The daughter of a New York artist, Rice, a fledgling fashion model at 16, suddenly found her image--adorned in Dior--in pages of Vogue and numerous European magazines. And although Rice's appearance became synonymous with the '50s woman, she never took the prescribed '50s course of domesticity and motherhood.
Rice remained a model for 15 years, later turning to acting. She now lives with her husband, producer Stanley Chase, in Los Angeles, where she records her impressions of L.A. life in a flurry of paintings that cover almost every wall in the couple's plush West L.A. condo.
Lately, she's also been spotting pictures of her former self in TV and print retrospectives celebrating the 40th anniversary of the new look. "It's such an eerie feeling" she says, remembering those self-absorbed modeling years.
"When you're a model, you're the center--all that matters is that you look a certain way for the camera. Now I find it much more interesting to look at the world around me," says Rice, who, sitting in her all-white living room, still has the air of a pampered, indoor woman.
Rice had been an artist's model since childhood and had just joined the John Robert Powers agency in New York, when she learned that the fashion industry was looking for females "who looked French."
She says photographer Serge Balkin took some shots of her with matte makeup and upswept hair--creating a grown-up image that soon had Vogue magazine sending the teen-ager to London and Paris, and Christian Dior seeking her out as his "new look" model.
"It was an acting job for me. I was being very sophisticated. But I just happened to be right for that French coquette look," she says.
The portfolio created during those months in Europe with Dior, Balmain, Balenciaga and others carried her professionally "for at least 10 years," she says. And although she made good money during those early times, she had nothing to show for it later.

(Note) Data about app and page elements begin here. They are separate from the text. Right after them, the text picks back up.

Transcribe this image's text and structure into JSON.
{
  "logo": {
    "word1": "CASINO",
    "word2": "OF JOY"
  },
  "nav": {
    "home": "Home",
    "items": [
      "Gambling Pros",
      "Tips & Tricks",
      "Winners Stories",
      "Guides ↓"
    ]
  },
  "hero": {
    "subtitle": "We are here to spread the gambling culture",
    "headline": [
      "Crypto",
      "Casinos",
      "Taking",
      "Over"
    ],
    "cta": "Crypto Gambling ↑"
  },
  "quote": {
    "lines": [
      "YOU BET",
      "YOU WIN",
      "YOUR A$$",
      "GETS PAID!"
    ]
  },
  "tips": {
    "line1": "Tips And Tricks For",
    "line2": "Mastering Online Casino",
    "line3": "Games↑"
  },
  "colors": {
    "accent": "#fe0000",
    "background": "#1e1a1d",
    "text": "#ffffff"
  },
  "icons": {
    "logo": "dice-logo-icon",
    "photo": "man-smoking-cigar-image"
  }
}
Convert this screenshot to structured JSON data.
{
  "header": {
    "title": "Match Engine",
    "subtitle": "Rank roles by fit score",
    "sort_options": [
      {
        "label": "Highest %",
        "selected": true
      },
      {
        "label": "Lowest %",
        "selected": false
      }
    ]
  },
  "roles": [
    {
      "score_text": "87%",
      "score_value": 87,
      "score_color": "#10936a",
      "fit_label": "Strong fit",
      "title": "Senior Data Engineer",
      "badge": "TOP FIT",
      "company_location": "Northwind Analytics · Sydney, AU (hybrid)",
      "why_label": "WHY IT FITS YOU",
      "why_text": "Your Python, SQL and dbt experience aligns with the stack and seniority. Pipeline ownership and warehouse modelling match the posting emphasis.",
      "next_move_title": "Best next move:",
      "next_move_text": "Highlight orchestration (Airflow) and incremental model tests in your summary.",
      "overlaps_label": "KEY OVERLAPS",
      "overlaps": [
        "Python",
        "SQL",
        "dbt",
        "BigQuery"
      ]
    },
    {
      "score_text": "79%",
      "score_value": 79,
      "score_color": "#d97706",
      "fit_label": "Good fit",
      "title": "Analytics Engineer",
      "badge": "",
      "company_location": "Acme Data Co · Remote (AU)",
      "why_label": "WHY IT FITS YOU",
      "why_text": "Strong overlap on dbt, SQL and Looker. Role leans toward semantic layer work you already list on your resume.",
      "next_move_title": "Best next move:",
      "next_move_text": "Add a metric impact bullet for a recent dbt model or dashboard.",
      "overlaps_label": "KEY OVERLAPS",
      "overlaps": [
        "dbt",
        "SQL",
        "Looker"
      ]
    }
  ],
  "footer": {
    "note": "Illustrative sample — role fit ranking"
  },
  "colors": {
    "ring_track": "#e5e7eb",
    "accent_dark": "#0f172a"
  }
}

'Help People With Talent'
"Unfortunately, I gave it to a lot of writers. I'm one of these people who likes to help people with talent," she says with a smile. "I was idealistic."
Rice was an actress until the 1960s, when she turned to art--and she's been painting ever since. But she continues to watch the changing flock of models. "There are so many beautiful girls today. Even the men are getting beautiful," she says. She admires a lot of American designers today, but considers their clothes overpriced and poorly made.
"I had better clothes to model," she confides.